Chemically induced dynamic nuclear polarization (CIDNP) has emerged as a highly informative method to study spin-dependent radical reactions by analyzing enhanced NMR (nuclear magnetic resonance) signals of their diamagnetic reaction products. In this way, one can probe the structure of elusive radical intermediates and determine their magnetic parameters. A careful examination of experimental CIDNP data at variable magnetic fields shows that formation of hyperpolarized molecules in a coherent state is a ubiquitous though rarely discussed phenomenon. The presence of nuclear spin coherences commonly leads to subsequent polarization transfer among coupled spins in the diamagnetic products of radical recombination reaction that must be taken into account when analyzing the results of CIDNP experiments at low magnetic field. Moreover, such coherent polarization transfer can be efficiently exploited to polarize spins, which do not acquire CIDNP directly. Here we explain under what conditions such coherences can be generated, focusing on the key role of level anti-crossings in coherent polarization transfer, and provide experimental approaches to probing nuclear spin coherences and their time evolution.

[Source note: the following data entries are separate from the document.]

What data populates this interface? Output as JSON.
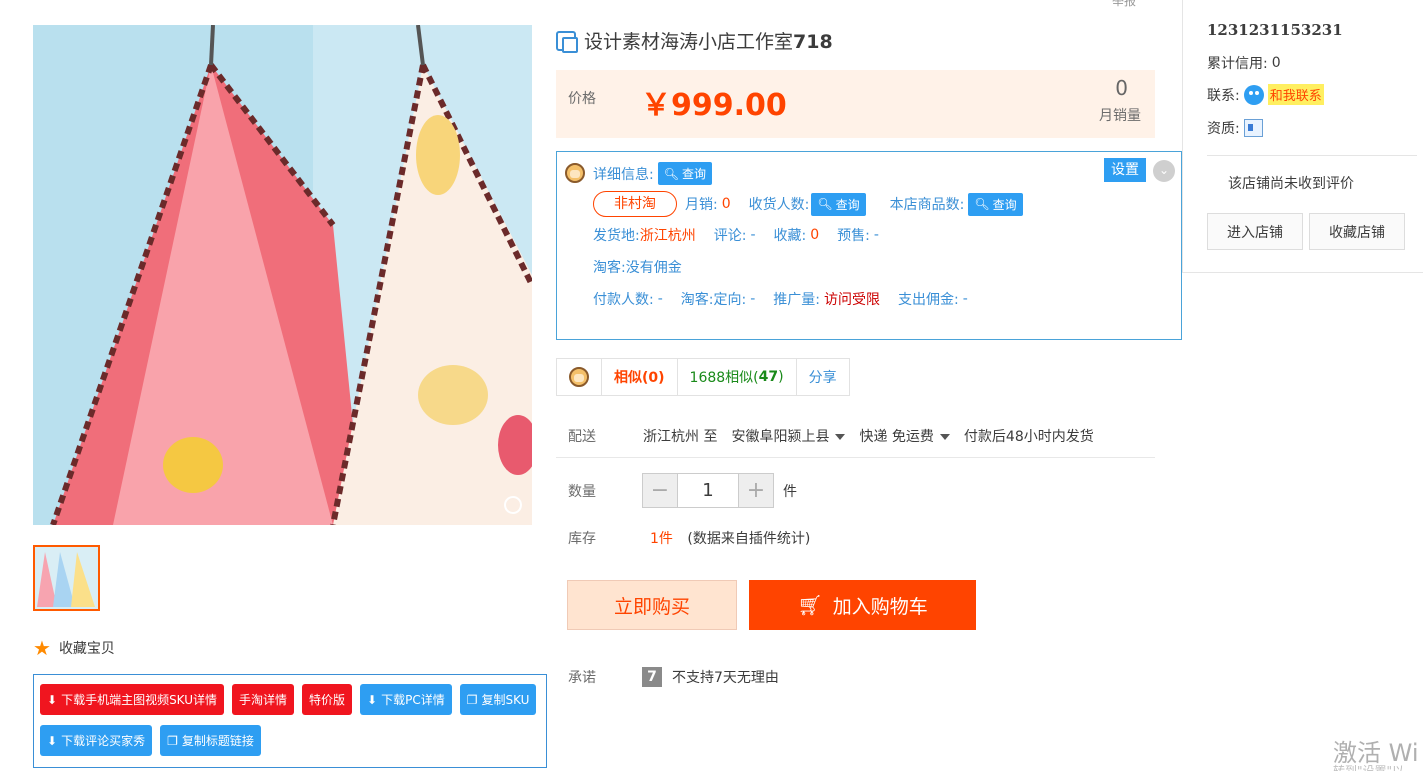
{
  "report_label": "举报",
  "title": {
    "prefix": "设计素材海涛小店工作室",
    "suffix": "718"
  },
  "price": {
    "label": "价格",
    "value": "￥999.00",
    "monthly_sales_count": "0",
    "monthly_sales_label": "月销量"
  },
  "info": {
    "detail_label": "详细信息:",
    "query_label": "查询",
    "settings_label": "设置",
    "tag_label": "非村淘",
    "monthly_label": "月销:",
    "monthly_value": "0",
    "receivers_label": "收货人数:",
    "shop_items_label": "本店商品数:",
    "ship_from_label": "发货地:",
    "ship_from_value": "浙江杭州",
    "comments_label": "评论:",
    "comments_value": "-",
    "favorites_label": "收藏:",
    "favorites_value": "0",
    "presale_label": "预售:",
    "presale_value": "-",
    "taoke_text": "淘客:没有佣金",
    "payers_label": "付款人数:",
    "payers_value": "-",
    "taoke_target_label": "淘客:定向:",
    "taoke_target_value": "-",
    "promo_label": "推广量:",
    "promo_value": "访问受限",
    "commission_label": "支出佣金:",
    "commission_value": "-"
  },
  "tabs": {
    "similar_label": "相似(0)",
    "similar1688_prefix": "1688相似(",
    "similar1688_count": "47",
    "similar1688_suffix": ")",
    "share_label": "分享"
  },
  "delivery": {
    "label": "配送",
    "from": "浙江杭州",
    "to_word": "至",
    "destination": "安徽阜阳颍上县",
    "shipping": "快递 免运费",
    "ship_time": "付款后48小时内发货"
  },
  "quantity": {
    "label": "数量",
    "value": "1",
    "minus": "−",
    "plus": "+",
    "unit": "件"
  },
  "stock": {
    "label": "库存",
    "value": "1件",
    "note": "(数据来自插件统计)"
  },
  "actions": {
    "buy_now": "立即购买",
    "add_to_cart": "加入购物车"
  },
  "promise": {
    "label": "承诺",
    "badge": "7",
    "text": "不支持7天无理由"
  },
  "gallery": {
    "favorite_label": "收藏宝贝"
  },
  "tools": {
    "btn_download_mobile": "下载手机端主图视频SKU详情",
    "btn_mobile_detail": "手淘详情",
    "btn_special": "特价版",
    "btn_download_pc": "下载PC详情",
    "btn_copy_sku": "复制SKU",
    "btn_download_reviews": "下载评论买家秀",
    "btn_copy_title": "复制标题链接"
  },
  "shop": {
    "name": "1231231153231",
    "credit_label": "累计信用:",
    "credit_value": "0",
    "contact_label": "联系:",
    "contact_button": "和我联系",
    "qualification_label": "资质:",
    "no_reviews": "该店铺尚未收到评价",
    "enter_shop": "进入店铺",
    "favorite_shop": "收藏店铺"
  },
  "watermark": {
    "line1": "激活 Wi",
    "line2": "转到\"设置\"以"
  },
  "colors": {
    "accent": "#ff4400",
    "blue": "#2e9ef2",
    "red_button": "#f0151f",
    "price_bg": "#fff2e8"
  }
}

We illustrate the theoretical consideration of the outlined coherent spin phenomena in CIDNP by examples, obtained for the dipeptide tryptophan–tryptophan.
- 1.03 PHYSICAL SCIENCES AND ASTRONOMY
- 2.11.XQ SPECTROSCOPY